“No, we don’t have to carry water to the beach. We can get it out of the ocean.” This was my comment to the kids offering to help haul the launch equipment. Of course this was forgetting that near-shore ocean water contains suspended sand which is not friendly to pop bottles sliding up a launch pipe. That was the first encounter with the “Beach Factors” impact on launching during our July 12 event.
The second run-in came when the air tubing popped off from the bicycle pump and then from the bottom of the launching stem. This was a vivid reminder that 95 degree temperatures soften plastic tubing. I guess we were over-confident after a dozen successful launches in Schuylerville and Buffalo, N.Y. and Frederick, M.D.

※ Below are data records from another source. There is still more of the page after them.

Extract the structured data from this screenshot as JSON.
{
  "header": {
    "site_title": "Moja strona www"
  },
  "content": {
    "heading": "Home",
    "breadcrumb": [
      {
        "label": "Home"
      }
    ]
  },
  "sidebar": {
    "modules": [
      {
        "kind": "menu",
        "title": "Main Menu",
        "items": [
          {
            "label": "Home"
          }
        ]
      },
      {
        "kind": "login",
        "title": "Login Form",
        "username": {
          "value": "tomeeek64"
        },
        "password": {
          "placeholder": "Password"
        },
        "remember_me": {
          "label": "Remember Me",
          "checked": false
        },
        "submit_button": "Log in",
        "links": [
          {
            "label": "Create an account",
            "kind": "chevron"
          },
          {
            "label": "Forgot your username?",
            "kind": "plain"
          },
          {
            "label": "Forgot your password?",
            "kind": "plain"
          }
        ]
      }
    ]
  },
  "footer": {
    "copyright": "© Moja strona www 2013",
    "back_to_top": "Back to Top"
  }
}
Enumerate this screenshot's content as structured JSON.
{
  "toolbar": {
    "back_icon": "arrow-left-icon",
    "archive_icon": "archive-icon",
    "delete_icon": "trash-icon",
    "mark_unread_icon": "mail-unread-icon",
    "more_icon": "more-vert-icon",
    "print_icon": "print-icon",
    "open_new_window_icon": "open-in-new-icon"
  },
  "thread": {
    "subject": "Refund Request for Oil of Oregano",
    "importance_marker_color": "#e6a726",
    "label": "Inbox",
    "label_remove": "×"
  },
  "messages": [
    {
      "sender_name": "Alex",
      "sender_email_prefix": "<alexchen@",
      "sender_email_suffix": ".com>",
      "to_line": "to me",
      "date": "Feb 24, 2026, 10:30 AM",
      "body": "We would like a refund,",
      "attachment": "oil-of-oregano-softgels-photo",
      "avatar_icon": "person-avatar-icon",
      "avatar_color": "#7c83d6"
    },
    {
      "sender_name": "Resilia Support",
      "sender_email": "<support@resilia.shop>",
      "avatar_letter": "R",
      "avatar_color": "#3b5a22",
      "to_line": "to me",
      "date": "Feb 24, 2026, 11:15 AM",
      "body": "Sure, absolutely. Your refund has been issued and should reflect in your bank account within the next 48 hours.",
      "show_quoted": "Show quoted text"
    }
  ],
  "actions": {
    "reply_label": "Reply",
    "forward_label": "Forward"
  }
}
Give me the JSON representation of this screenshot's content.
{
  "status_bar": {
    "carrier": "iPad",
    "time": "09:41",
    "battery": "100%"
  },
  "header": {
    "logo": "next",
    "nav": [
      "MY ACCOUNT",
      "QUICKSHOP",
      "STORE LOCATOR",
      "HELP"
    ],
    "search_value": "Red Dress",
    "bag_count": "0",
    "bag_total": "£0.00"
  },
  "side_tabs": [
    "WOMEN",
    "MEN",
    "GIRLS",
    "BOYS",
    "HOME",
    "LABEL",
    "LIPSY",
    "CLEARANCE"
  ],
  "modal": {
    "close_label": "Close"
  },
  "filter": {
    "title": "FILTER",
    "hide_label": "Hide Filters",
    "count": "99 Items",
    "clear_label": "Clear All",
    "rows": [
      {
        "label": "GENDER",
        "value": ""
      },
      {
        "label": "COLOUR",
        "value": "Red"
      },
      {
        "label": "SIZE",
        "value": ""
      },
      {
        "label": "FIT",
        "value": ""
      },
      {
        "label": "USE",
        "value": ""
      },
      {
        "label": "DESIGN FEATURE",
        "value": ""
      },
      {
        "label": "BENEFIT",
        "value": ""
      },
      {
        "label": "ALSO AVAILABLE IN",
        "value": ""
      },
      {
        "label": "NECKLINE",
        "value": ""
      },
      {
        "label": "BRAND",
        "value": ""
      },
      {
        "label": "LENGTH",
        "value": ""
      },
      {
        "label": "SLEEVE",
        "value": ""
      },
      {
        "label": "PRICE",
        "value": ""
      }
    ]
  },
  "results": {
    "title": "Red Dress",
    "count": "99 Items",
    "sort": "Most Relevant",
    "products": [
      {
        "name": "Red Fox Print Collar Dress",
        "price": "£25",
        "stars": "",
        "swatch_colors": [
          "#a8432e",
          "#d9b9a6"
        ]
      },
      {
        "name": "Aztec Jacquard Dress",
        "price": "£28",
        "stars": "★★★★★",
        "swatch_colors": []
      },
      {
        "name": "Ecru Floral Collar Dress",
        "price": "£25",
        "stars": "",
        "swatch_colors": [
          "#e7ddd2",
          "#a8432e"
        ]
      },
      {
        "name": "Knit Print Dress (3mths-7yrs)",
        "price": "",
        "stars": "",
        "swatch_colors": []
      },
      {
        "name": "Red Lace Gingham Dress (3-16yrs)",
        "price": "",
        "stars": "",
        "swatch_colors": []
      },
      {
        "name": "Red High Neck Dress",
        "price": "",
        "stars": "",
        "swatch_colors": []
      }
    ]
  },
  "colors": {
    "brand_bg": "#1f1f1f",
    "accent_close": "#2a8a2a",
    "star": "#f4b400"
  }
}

After getting a supply of fresh water, rinsing and putting Vaseline on the launching pole and reattaching the tubing, we successfully launched several diverse rockets. However, there was my daughter Katie’s rocket “the flying Cucumber ” which would prove to be the only 2-liter pop bottle which didn’t fit the Â½” pvc launch pipe. We just threw that one in the air.
Some rockets soared 300 feet, then fell like arrows and buried their nose cones in the sand. Others tumbled, had fins and nose cones fall off. The most innovative was the grass skirt design formed with palmetto branches taped around the bottom which trailed behind as the rocket made its short but impressive flight.
On the last launch, the bicycle pump operator, an adventurous nephew, increased the pressure to 83 pounds from the 70 pounds used on other launches. This sent my, Mr. Hayhurst design, parachute-carrying rocket to new heights. The nose cone came off – as planned. The rocket fell away – not as planned. And as we all stood and cheered the parachute carrying the nose cone (a dollar store funnel) floated ever farther away, over the tree line, over the roof of one of the multi-million dollar mansions – never to be recovered.
Thanks “Make” for giving us the launcher plans that made it all possible.
-Tony Voell – Tonawanda, New York